So many people live within unhappy circumstances and yet will not take the initiative to change their situation because they are conditioned to a life of security, conformity, and conservatism, all of which may appear to give one peace of mind, but in reality nothing is more dangerous to the adventurous spirit within a man than a secure future. The very basic core of a man’s living spirit is his passion for adventure. The joy of life comes from our encounters with new experiences, and hence there is no greater joy than to have an endlessly changing horizon, for each day to have a new and different sun.
Jon Krakauer, Into the Wild
In April, 1992, a young man from a well-to-do family hitchhiked to Alaska and walked alone into the wilderness north of Mt. McKinley. His name was Christopher Johnson McCandless. He had given $25,000 in savings to charity, abandoned his car and most of his possessions, burned all the cash in his wallet, and invented a new life for himself. Four months later, a party of moose hunters found his decomposed body. How McCandless came to die is the unforgettable story of Into the Wild.
While I was looking for the reviews for the book on Goodreads it had the most polarized views I have ever seen. People either think McCandless was a privileged, arrogant, selfish & fool or the misfortuned but courageous hero who grew sick of the society’s consumerism, lust for money and things alike and flew in the face of everything he grew up with to find a better way.
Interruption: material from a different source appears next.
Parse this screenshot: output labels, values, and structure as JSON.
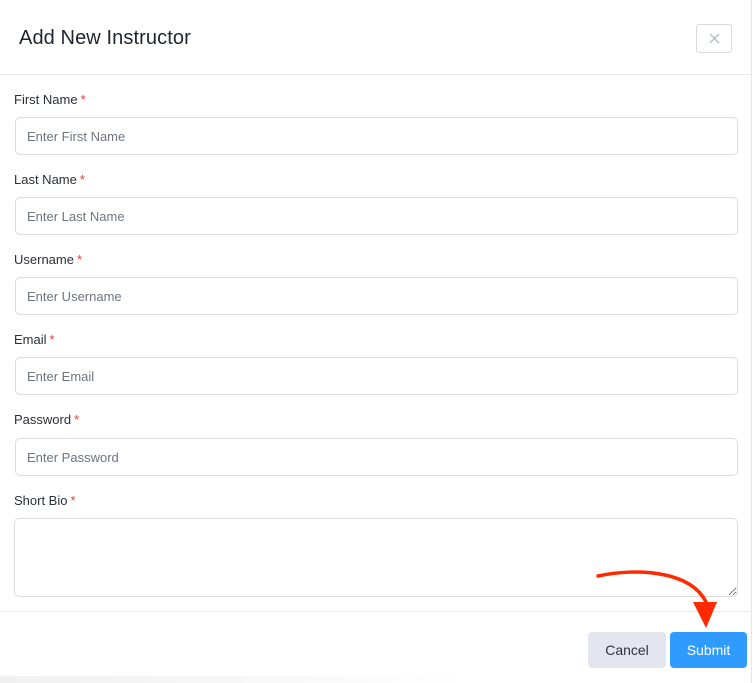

I tend to believe the latter if you were wondering,
Now coming to the book After graduating from Emory University in Georgia in 1990, McCandless traveled across North America and eventually hitchhiked to Alaska in April 1992. There, he entered the Alaskan bush with minimal supplies, hoping to live simply off the land. On the eastern bank of the Sushana River, McCandless found an abandoned bus, Fairbanks Bus 142, which he used as a makeshift shelter until his death.
In September, his decomposing body, weighing only 67 pounds (30 kg), was found inside the bus by a hunter. McCandless’s cause of death was officially ruled to be starvation,although the exact circumstances relating to his death remain the subject of some debate. I felt the author being a solid adventure writer himself made a more comprehensive story out of few journal pages and books found in McCandless possession. Krakauer admits he kind of saw his younger self in McCandless and shares some of his parallels to explore and understand the compulsions that drove Chris McCandless to follow his unique path to his destiny.
McCandless was a smart kid, a college grad, who came from money. His parents were messed up, but really. whose parents aren’t?
After college, instead of going to law school he gave away $25,000, burned his credit cards, and set out to see the west. He like everyone, had his share of dreams and demons, and he set out to follow his dreams and fight his demons.
I don’t appreciate what he put his parents through. Not informing him about his whereabouts, they are left wondering and fearing for the worst. (I mean send a letter to them a month, just to tell them you are alive)
As much as I love McCandless urge to be his own person, living without any mordern means, seeing the wild in its entirety and better understanding and defining himself along the way , I cannot help but think of the ‘what ifs’, the deadly mistakes that could have been avoided, why he was so socially withdrawn, was he depressed, may be he needed some love and attention from his family. Why he was not properly prepared? and the tragedy, of course, is that we will never know the answers The tragedy, of course, is that the lessons he learned about the value of friends and family – he learned too late.
Alexander McCandless seems like a smart guy, who could have done great things, told amazing stories from his adventures if he just have been more practically prepared. But atleast he did what he wanted, lived on his own terms and he was happy something not many people can say.